Ronilda Lacson, Laila Cochon, Ivan Ip, Sonali Desai, Allen Kachalia, Jack Dennerlein, James Benneyan, Ramin Khorasani

Research output: Contribution to journalArticlepeer-review

6 Scopus citations


Purpose: The aim of this study was to measure diagnostic imaging safety events reported to an electronic safety reporting system and assess steps at which they occurred within the diagnostic imaging workflow and contributing sociotechnical factors. Methods: The authors evaluated all electronic safety reporting system reports related to diagnostic imaging during calendar year 2015 at an academic medical center with 50,000 admissions, 950,000 ambulatory visits, and 680,000 diagnostic imaging studies annually. Each report was assigned a harm score ranging from 0 to 4 by the reporter; scores of 2 (minor harm) to 4 (death) were classified as “potential harm.” Two reviewers manually classified reports into steps involved in the diagnostic imaging chain and sociotechnical factors per the Systems Engineering Initiative for Patient Safety framework. The κ coefficient was used to measure interreviewer agreement on 10% of reports. The percentage of reports that could cause “potential harm” was compared for each step and sociotechnical factor using χ 2 analysis. Results: Of 11,570 safety reports submitted in 2015, 854 (7%) were related to diagnostic imaging. Although the most common step was imaging procedure (54% of reports), potential harm occurred more in result communication (odds ratio, 2.36; P =.05). Person factors most commonly contributed to safety reports (71%). Potential harm occurred more in safety reports that were related to tasks compared with person factors (odds ratio, 5.03; P <.0001). The κ coefficient was 0.79. Conclusions: Safety events were related to diagnostic imaging in 7% of reported events. Potential harm occurred primarily during imaging procedure and result communication. Safety events were attributed to multifactorial sociotechnical factors. Further work is necessary to decrease safety events related to diagnostic imaging.

Original languageEnglish (US)
Pages (from-to)282-288
Number of pages7
JournalJournal of the American College of Radiology
Issue number3
StatePublished - Mar 2019
Externally publishedYes


  • Patient safety
  • diagnostic errors
  • diagnostic imaging
  • sociotechnical factors

ASJC Scopus subject areas

  • Radiology Nuclear Medicine and imaging
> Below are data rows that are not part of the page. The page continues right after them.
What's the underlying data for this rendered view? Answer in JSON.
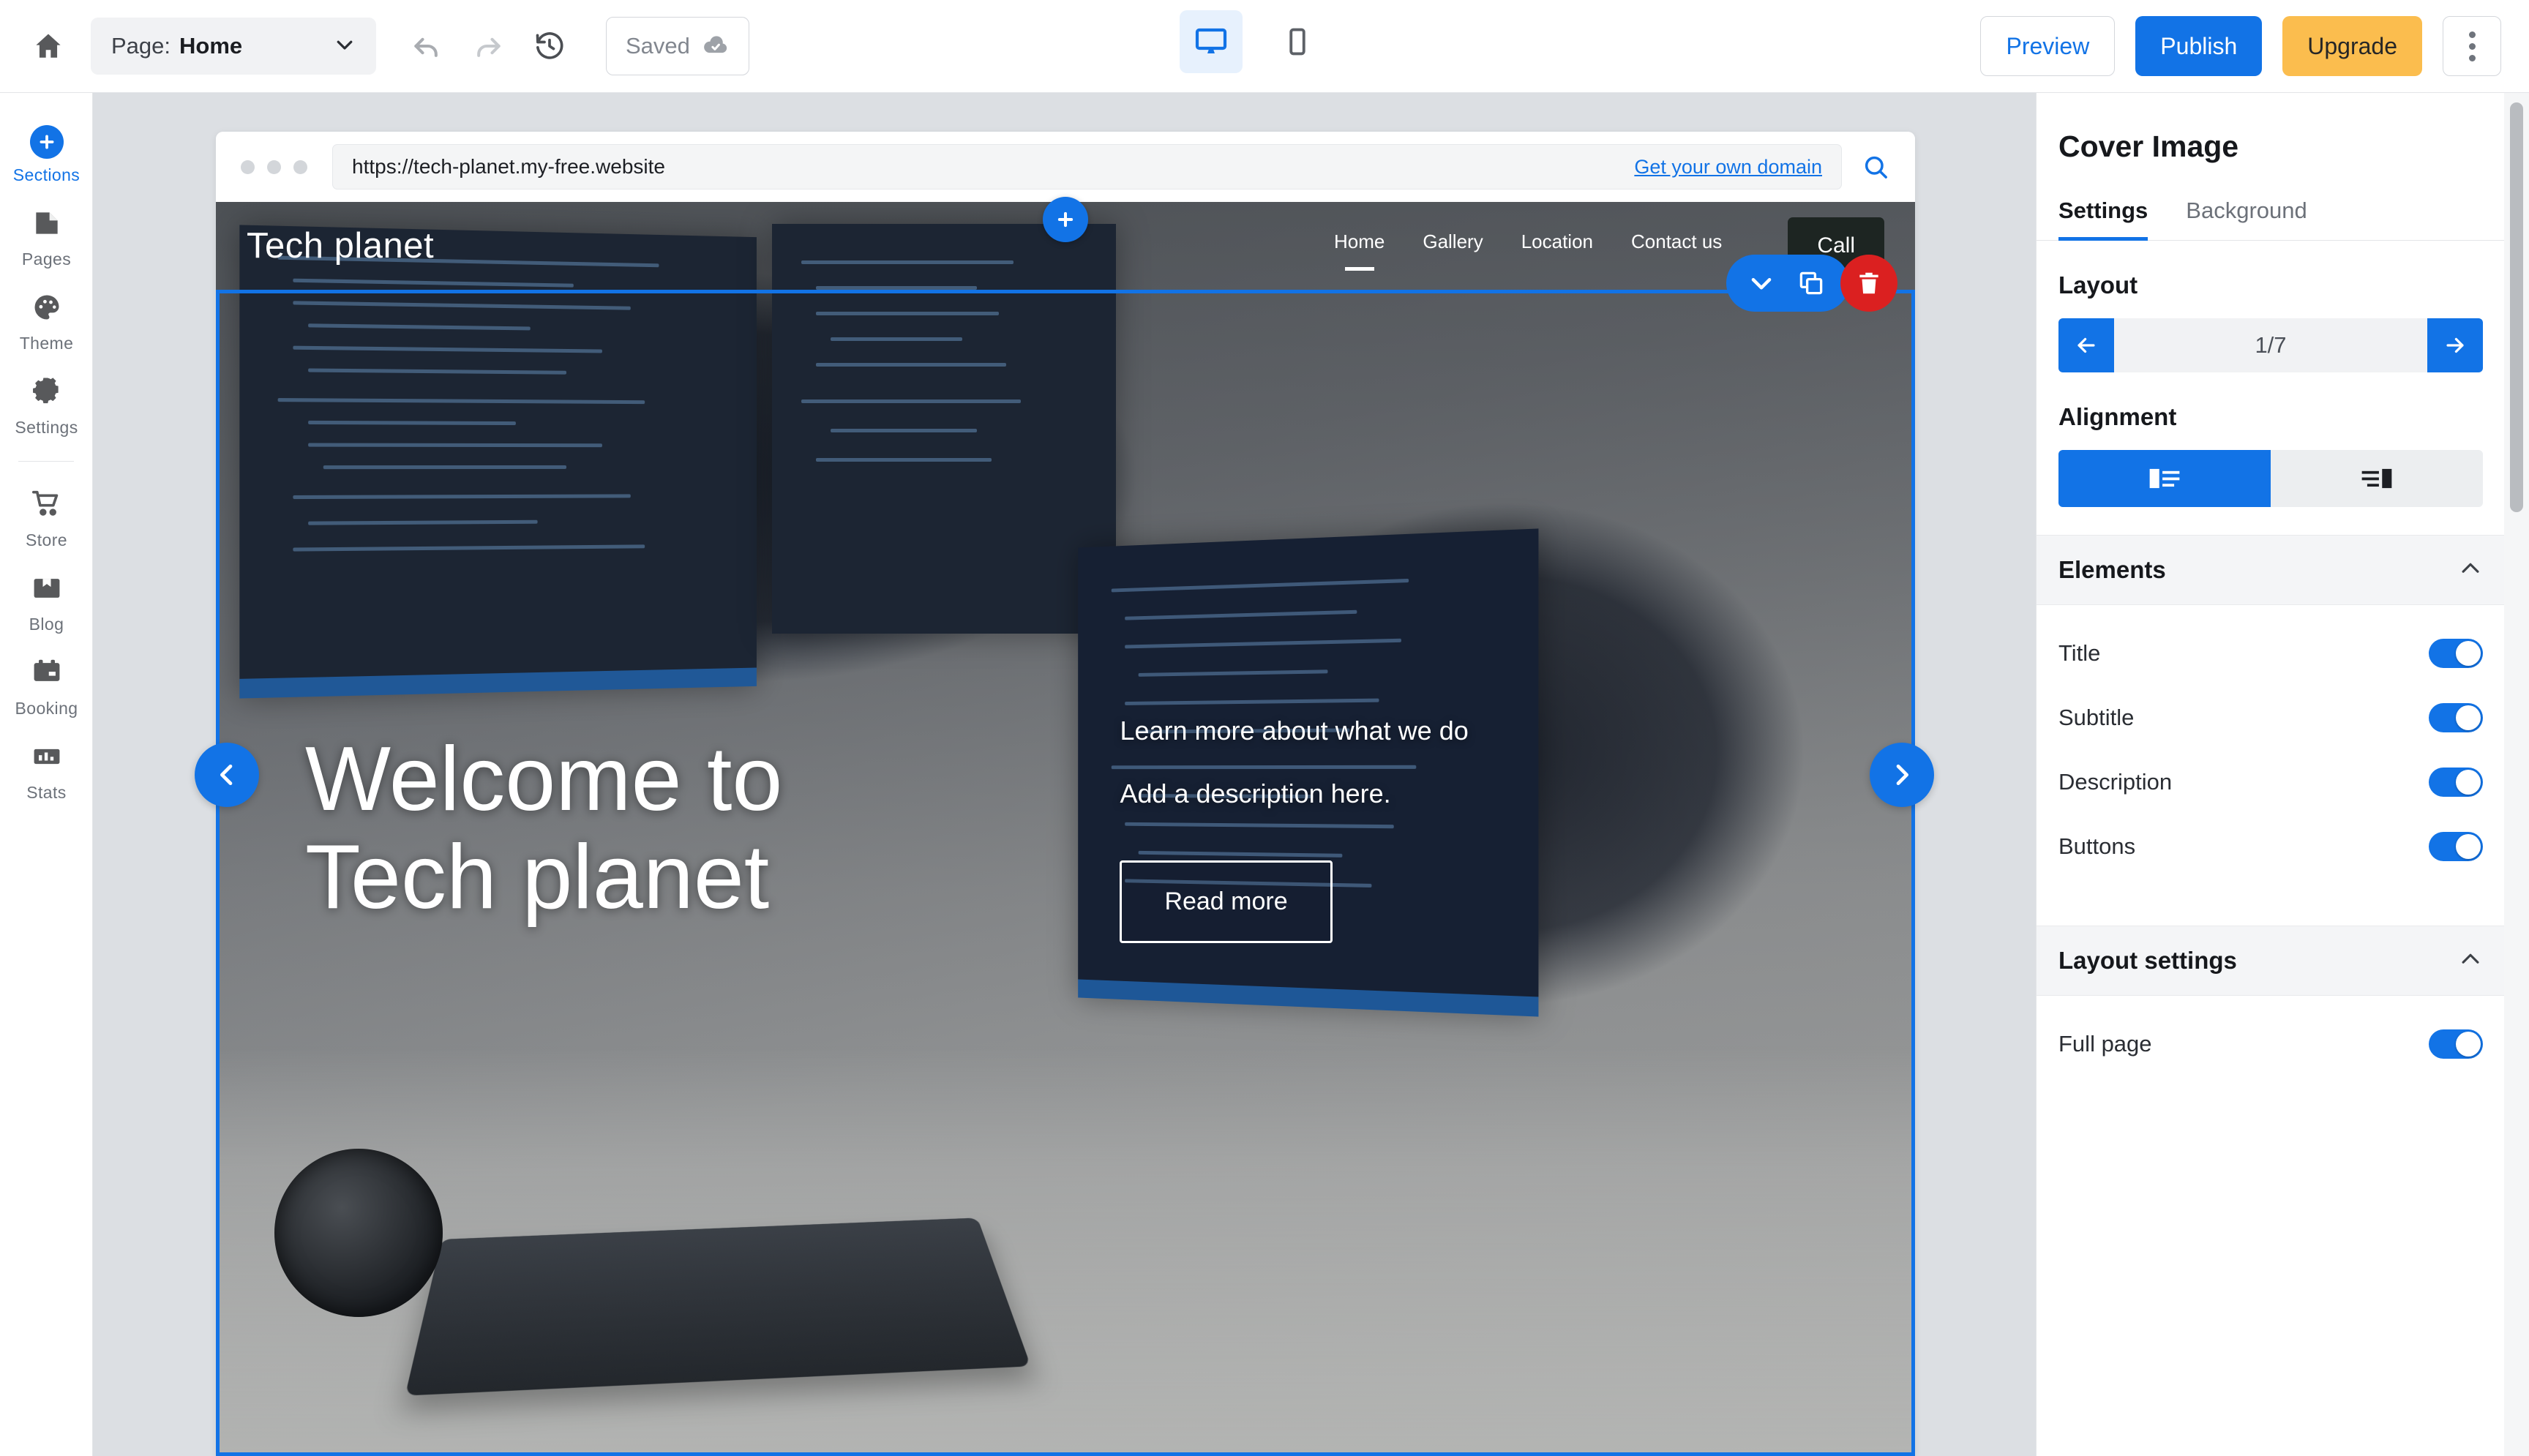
{
  "topbar": {
    "home_icon": "home-icon",
    "page_label": "Page:",
    "page_value": "Home",
    "undo_icon": "undo-icon",
    "redo_icon": "redo-icon",
    "history_icon": "history-clock-icon",
    "saved_label": "Saved",
    "saved_icon": "saved-check-cloud-icon",
    "device_desktop": "desktop-icon",
    "device_mobile": "mobile-icon",
    "device_active": "desktop",
    "preview_label": "Preview",
    "publish_label": "Publish",
    "upgrade_label": "Upgrade",
    "kebab_icon": "more-vertical-icon"
  },
  "sidebar": {
    "items": [
      {
        "label": "Sections",
        "icon": "plus-circle-icon",
        "active": true
      },
      {
        "label": "Pages",
        "icon": "page-icon",
        "active": false
      },
      {
        "label": "Theme",
        "icon": "palette-icon",
        "active": false
      },
      {
        "label": "Settings",
        "icon": "gear-icon",
        "active": false
      },
      {
        "label": "Store",
        "icon": "shopping-cart-icon",
        "active": false
      },
      {
        "label": "Blog",
        "icon": "blog-image-icon",
        "active": false
      },
      {
        "label": "Booking",
        "icon": "calendar-icon",
        "active": false
      },
      {
        "label": "Stats",
        "icon": "bar-chart-icon",
        "active": false
      }
    ]
  },
  "browser": {
    "url": "https://tech-planet.my-free.website",
    "domain_link": "Get your own domain",
    "search_icon": "search-icon"
  },
  "site": {
    "brand": "Tech planet",
    "nav": [
      {
        "label": "Home",
        "current": true
      },
      {
        "label": "Gallery",
        "current": false
      },
      {
        "label": "Location",
        "current": false
      },
      {
        "label": "Contact us",
        "current": false
      }
    ],
    "call_label": "Call",
    "hero_title_line1": "Welcome to",
    "hero_title_line2": "Tech planet",
    "hero_subtitle": "Learn more about what we do",
    "hero_description": "Add a description here.",
    "hero_button": "Read more"
  },
  "editor_overlay": {
    "add_section_icon": "plus-icon",
    "collapse_icon": "chevron-down-icon",
    "duplicate_icon": "duplicate-copy-icon",
    "delete_icon": "trash-icon",
    "prev_icon": "chevron-left-icon",
    "next_icon": "chevron-right-icon"
  },
  "panel": {
    "title": "Cover Image",
    "tabs": [
      {
        "label": "Settings",
        "active": true
      },
      {
        "label": "Background",
        "active": false
      }
    ],
    "layout_label": "Layout",
    "layout_value": "1/7",
    "layout_prev_icon": "arrow-left-icon",
    "layout_next_icon": "arrow-right-icon",
    "alignment_label": "Alignment",
    "alignment_options": [
      {
        "icon": "align-image-left-icon",
        "active": true
      },
      {
        "icon": "align-image-right-icon",
        "active": false
      }
    ],
    "elements_label": "Elements",
    "elements": [
      {
        "label": "Title",
        "on": true
      },
      {
        "label": "Subtitle",
        "on": true
      },
      {
        "label": "Description",
        "on": true
      },
      {
        "label": "Buttons",
        "on": true
      }
    ],
    "layout_settings_label": "Layout settings",
    "layout_settings": [
      {
        "label": "Full page",
        "on": true
      }
    ],
    "chevron_icon": "chevron-up-icon"
  },
  "colors": {
    "accent": "#1273e6",
    "upgrade": "#fbbd4e",
    "danger": "#db2020",
    "canvas": "#dcdfe3"
  }
}
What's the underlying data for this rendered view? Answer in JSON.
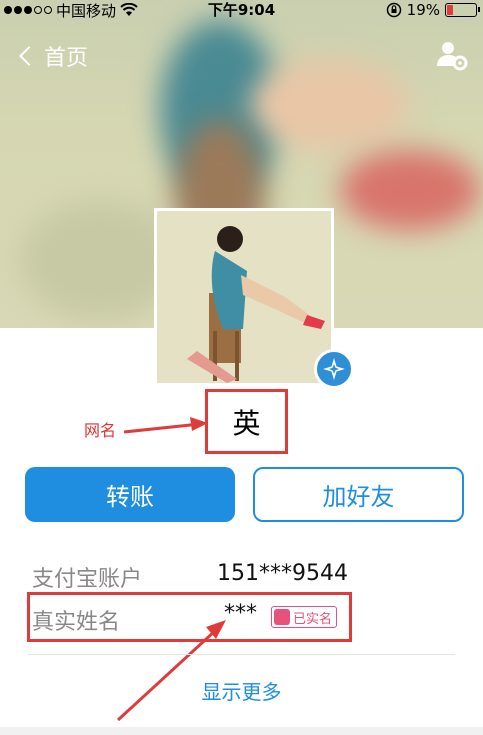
{
  "status_bar": {
    "carrier": "中国移动",
    "time": "下午9:04",
    "battery": "19%",
    "battery_level": 0.19,
    "wifi_icon": "wifi-icon",
    "lock_icon": "orientation-lock-icon"
  },
  "nav": {
    "back_label": "首页",
    "settings_icon": "user-settings-icon"
  },
  "profile": {
    "nickname": "英",
    "verified_icon": "verified-badge-icon"
  },
  "annotations": {
    "nickname_label": "网名"
  },
  "actions": {
    "transfer_label": "转账",
    "add_friend_label": "加好友"
  },
  "info": {
    "account_label": "支付宝账户",
    "account_value": "151***9544",
    "real_name_label": "真实姓名",
    "real_name_value": "***",
    "verified_tag": "已实名"
  },
  "footer": {
    "show_more": "显示更多"
  },
  "colors": {
    "accent": "#1f8ee0",
    "annotation_red": "#e03b3b",
    "tag_pink": "#e5527a"
  }
}
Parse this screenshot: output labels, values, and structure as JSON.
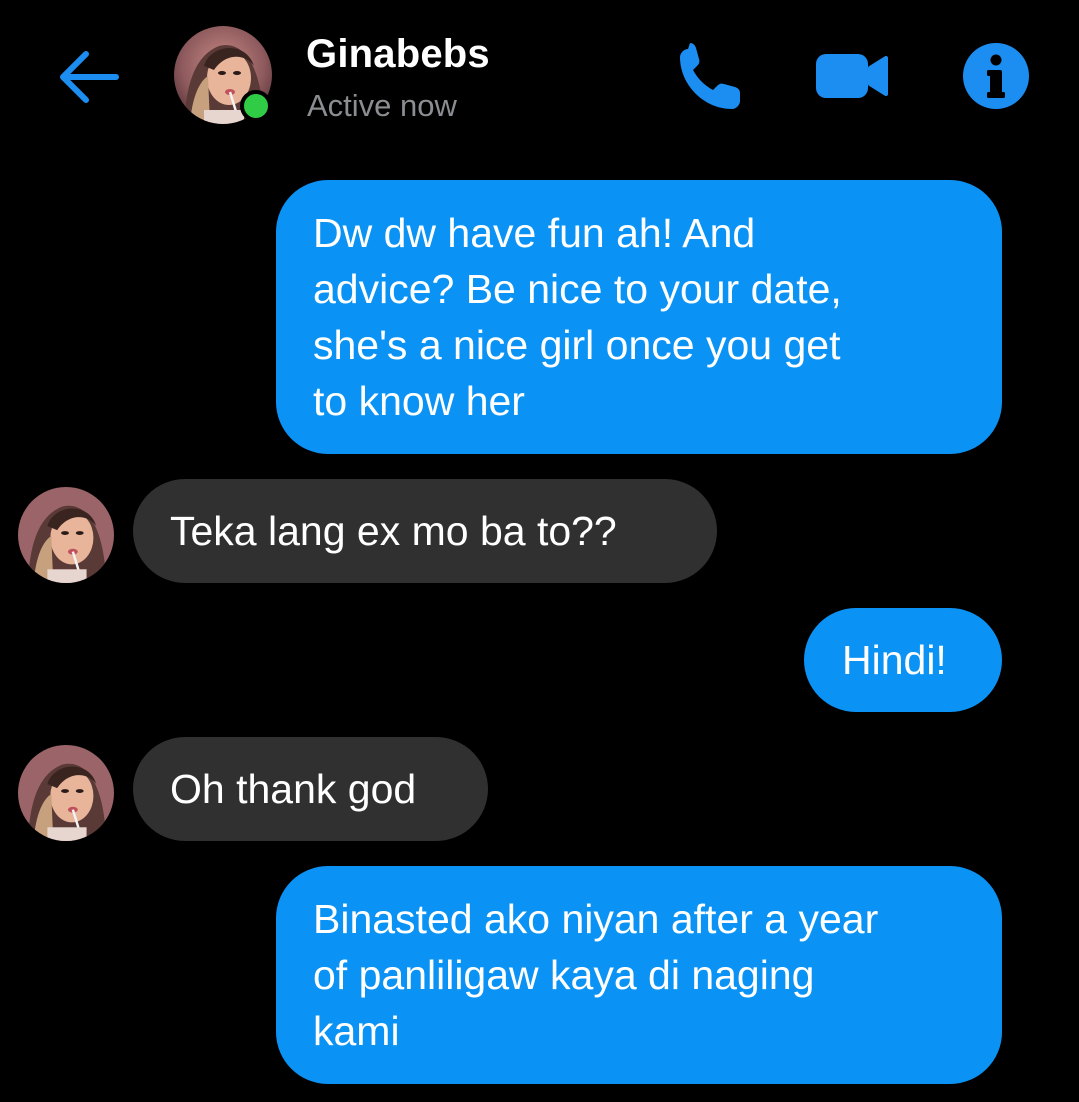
{
  "header": {
    "contact_name": "Ginabebs",
    "status": "Active now",
    "icons": {
      "back": "back-arrow-icon",
      "call": "phone-icon",
      "video": "video-camera-icon",
      "info": "info-icon"
    }
  },
  "colors": {
    "accent": "#0a93f5",
    "icon_blue": "#1c8ef2",
    "incoming_bubble": "#303030",
    "online": "#31cc46",
    "status_text": "#8a8d91",
    "background": "#000000"
  },
  "messages": [
    {
      "direction": "outgoing",
      "lines": [
        "Dw dw have fun ah! And",
        "advice? Be nice to your date,",
        "she's a nice girl once you get",
        "to know her"
      ]
    },
    {
      "direction": "incoming",
      "lines": [
        "Teka lang ex mo ba to??"
      ]
    },
    {
      "direction": "outgoing",
      "lines": [
        "Hindi!"
      ]
    },
    {
      "direction": "incoming",
      "lines": [
        "Oh thank god"
      ]
    },
    {
      "direction": "outgoing",
      "lines": [
        "Binasted ako niyan after a year",
        "of panliligaw kaya di naging",
        "kami"
      ]
    }
  ]
}
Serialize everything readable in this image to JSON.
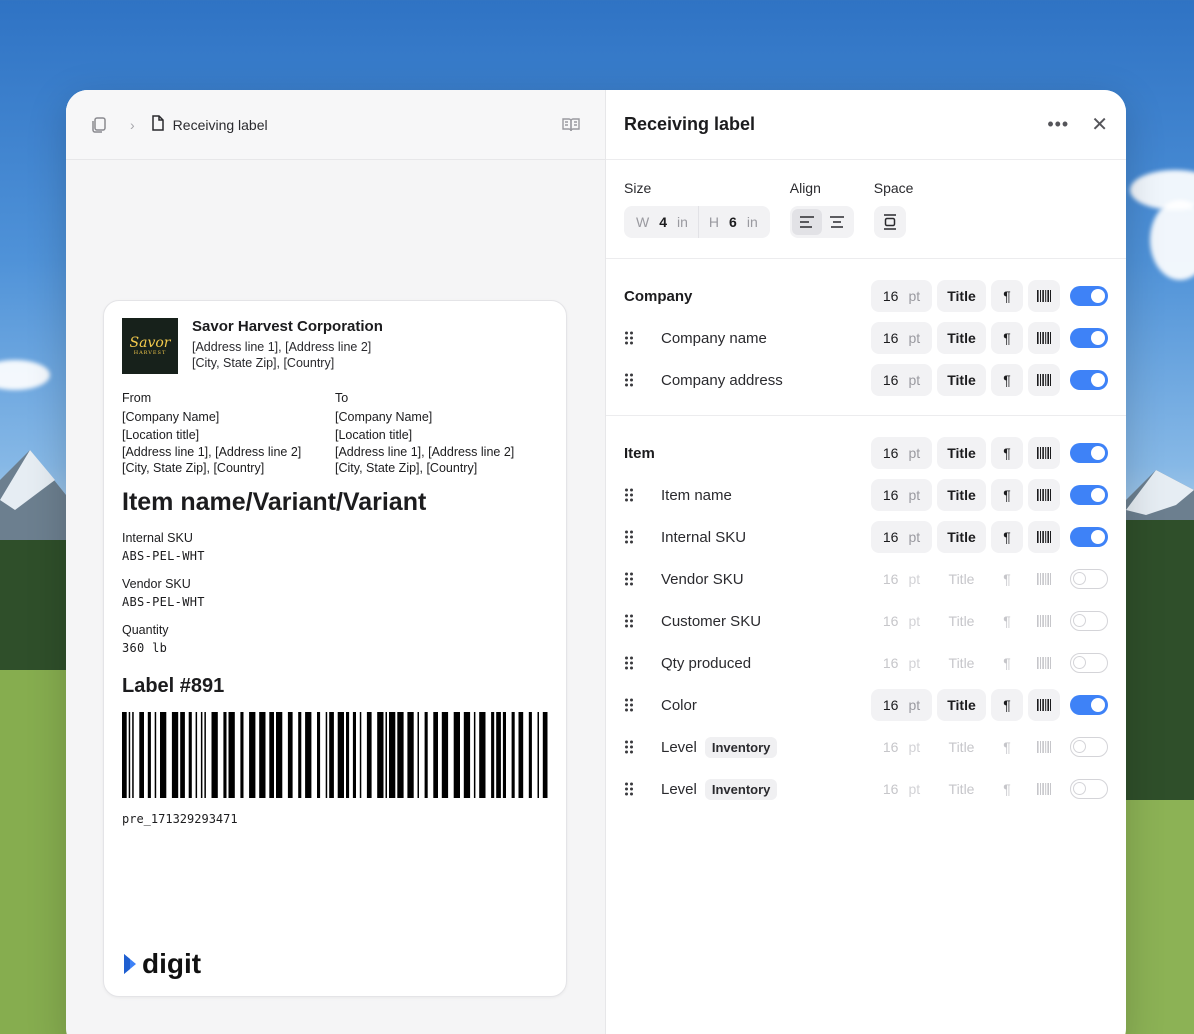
{
  "breadcrumb": {
    "title": "Receiving label"
  },
  "panel": {
    "title": "Receiving label"
  },
  "settings": {
    "size": {
      "caption": "Size",
      "w_label": "W",
      "w_value": "4",
      "w_unit": "in",
      "h_label": "H",
      "h_value": "6",
      "h_unit": "in"
    },
    "align": {
      "caption": "Align",
      "selected": "left"
    },
    "space": {
      "caption": "Space"
    }
  },
  "sections": [
    {
      "header": {
        "label": "Company",
        "size": "16",
        "unit": "pt",
        "style": "Title",
        "enabled": true
      },
      "rows": [
        {
          "label": "Company name",
          "size": "16",
          "unit": "pt",
          "style": "Title",
          "enabled": true
        },
        {
          "label": "Company address",
          "size": "16",
          "unit": "pt",
          "style": "Title",
          "enabled": true
        }
      ]
    },
    {
      "header": {
        "label": "Item",
        "size": "16",
        "unit": "pt",
        "style": "Title",
        "enabled": true
      },
      "rows": [
        {
          "label": "Item name",
          "size": "16",
          "unit": "pt",
          "style": "Title",
          "enabled": true
        },
        {
          "label": "Internal SKU",
          "size": "16",
          "unit": "pt",
          "style": "Title",
          "enabled": true
        },
        {
          "label": "Vendor SKU",
          "size": "16",
          "unit": "pt",
          "style": "Title",
          "enabled": false
        },
        {
          "label": "Customer SKU",
          "size": "16",
          "unit": "pt",
          "style": "Title",
          "enabled": false
        },
        {
          "label": "Qty produced",
          "size": "16",
          "unit": "pt",
          "style": "Title",
          "enabled": false
        },
        {
          "label": "Color",
          "size": "16",
          "unit": "pt",
          "style": "Title",
          "enabled": true
        },
        {
          "label": "Level",
          "badge": "Inventory",
          "size": "16",
          "unit": "pt",
          "style": "Title",
          "enabled": false
        },
        {
          "label": "Level",
          "badge": "Inventory",
          "size": "16",
          "unit": "pt",
          "style": "Title",
          "enabled": false
        }
      ]
    }
  ],
  "label": {
    "logo": {
      "line1": "Savor",
      "line2": "HARVEST"
    },
    "company": "Savor Harvest Corporation",
    "address1": "[Address line 1], [Address line 2]",
    "address2": "[City, State Zip], [Country]",
    "from": {
      "heading": "From",
      "company": "[Company Name]",
      "location": "[Location title]",
      "address1": "[Address line 1], [Address line 2]",
      "address2": "[City, State Zip], [Country]"
    },
    "to": {
      "heading": "To",
      "company": "[Company Name]",
      "location": "[Location title]",
      "address1": "[Address line 1], [Address line 2]",
      "address2": "[City, State Zip], [Country]"
    },
    "item_name": "Item name/Variant/Variant",
    "fields": [
      {
        "key": "Internal SKU",
        "value": "ABS-PEL-WHT"
      },
      {
        "key": "Vendor SKU",
        "value": "ABS-PEL-WHT"
      },
      {
        "key": "Quantity",
        "value": "360 lb"
      }
    ],
    "label_no": "Label #891",
    "barcode_text": "pre_171329293471",
    "brand": "digit"
  },
  "colors": {
    "accent": "#3e82f7"
  }
}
Dive into the research topics of 'Classifying Safety Events Related to Diagnostic Imaging From a Safety Reporting System Using a Human Factors Framework'. Together they form a unique fingerprint.

Cite this